Saved entries:
════════

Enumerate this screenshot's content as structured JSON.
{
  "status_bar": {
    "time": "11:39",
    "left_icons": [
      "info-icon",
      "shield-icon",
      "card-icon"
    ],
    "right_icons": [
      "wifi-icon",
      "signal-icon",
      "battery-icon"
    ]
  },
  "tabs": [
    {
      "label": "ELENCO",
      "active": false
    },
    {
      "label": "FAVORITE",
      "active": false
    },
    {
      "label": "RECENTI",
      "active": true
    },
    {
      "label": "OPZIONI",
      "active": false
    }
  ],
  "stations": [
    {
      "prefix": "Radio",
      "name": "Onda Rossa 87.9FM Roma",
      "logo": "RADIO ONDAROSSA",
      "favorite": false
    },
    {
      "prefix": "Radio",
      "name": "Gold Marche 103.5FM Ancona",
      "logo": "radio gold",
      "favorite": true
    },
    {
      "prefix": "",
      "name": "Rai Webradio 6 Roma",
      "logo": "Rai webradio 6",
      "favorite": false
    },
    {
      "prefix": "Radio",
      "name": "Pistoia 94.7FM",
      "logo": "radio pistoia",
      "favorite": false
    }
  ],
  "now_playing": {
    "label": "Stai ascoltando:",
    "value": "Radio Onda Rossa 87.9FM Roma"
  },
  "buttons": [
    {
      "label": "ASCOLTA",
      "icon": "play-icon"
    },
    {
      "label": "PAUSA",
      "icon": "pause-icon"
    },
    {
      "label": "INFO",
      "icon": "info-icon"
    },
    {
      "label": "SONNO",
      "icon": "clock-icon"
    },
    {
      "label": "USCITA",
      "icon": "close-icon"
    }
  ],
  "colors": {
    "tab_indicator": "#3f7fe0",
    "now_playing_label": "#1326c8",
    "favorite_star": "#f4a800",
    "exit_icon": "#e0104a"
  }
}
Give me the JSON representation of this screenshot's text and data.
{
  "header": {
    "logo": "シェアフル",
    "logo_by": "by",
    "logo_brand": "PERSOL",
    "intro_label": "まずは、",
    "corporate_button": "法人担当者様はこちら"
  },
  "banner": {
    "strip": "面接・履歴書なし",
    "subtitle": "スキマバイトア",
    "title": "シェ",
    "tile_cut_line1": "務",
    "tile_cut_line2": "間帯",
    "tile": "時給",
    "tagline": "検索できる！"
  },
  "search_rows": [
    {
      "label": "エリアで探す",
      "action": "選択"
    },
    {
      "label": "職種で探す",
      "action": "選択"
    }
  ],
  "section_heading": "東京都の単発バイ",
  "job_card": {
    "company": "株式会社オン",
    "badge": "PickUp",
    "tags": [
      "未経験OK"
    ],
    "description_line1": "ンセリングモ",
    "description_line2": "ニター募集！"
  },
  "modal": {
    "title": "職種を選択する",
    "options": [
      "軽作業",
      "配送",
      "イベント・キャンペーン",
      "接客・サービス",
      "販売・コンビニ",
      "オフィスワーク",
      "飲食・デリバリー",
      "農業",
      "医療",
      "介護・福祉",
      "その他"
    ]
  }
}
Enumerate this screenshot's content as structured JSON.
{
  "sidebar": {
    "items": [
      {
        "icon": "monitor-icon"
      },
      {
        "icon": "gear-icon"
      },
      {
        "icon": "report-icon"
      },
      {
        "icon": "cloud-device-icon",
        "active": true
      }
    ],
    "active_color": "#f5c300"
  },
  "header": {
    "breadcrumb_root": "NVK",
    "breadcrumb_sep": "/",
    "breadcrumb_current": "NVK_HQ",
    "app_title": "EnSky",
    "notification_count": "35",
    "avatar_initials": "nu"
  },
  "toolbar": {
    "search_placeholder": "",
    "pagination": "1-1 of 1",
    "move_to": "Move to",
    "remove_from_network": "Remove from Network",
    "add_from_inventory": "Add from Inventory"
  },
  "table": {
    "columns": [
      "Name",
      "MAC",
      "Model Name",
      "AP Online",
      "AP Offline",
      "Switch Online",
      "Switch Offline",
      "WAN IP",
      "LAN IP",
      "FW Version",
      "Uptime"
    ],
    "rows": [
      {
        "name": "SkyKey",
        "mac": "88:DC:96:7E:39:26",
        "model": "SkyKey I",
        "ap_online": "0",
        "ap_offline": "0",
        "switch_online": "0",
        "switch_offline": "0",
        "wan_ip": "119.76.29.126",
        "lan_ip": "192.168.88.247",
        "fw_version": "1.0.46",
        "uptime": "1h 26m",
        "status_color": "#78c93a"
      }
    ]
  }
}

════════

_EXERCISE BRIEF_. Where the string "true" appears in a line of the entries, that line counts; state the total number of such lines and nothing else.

_RESPONSE_. 3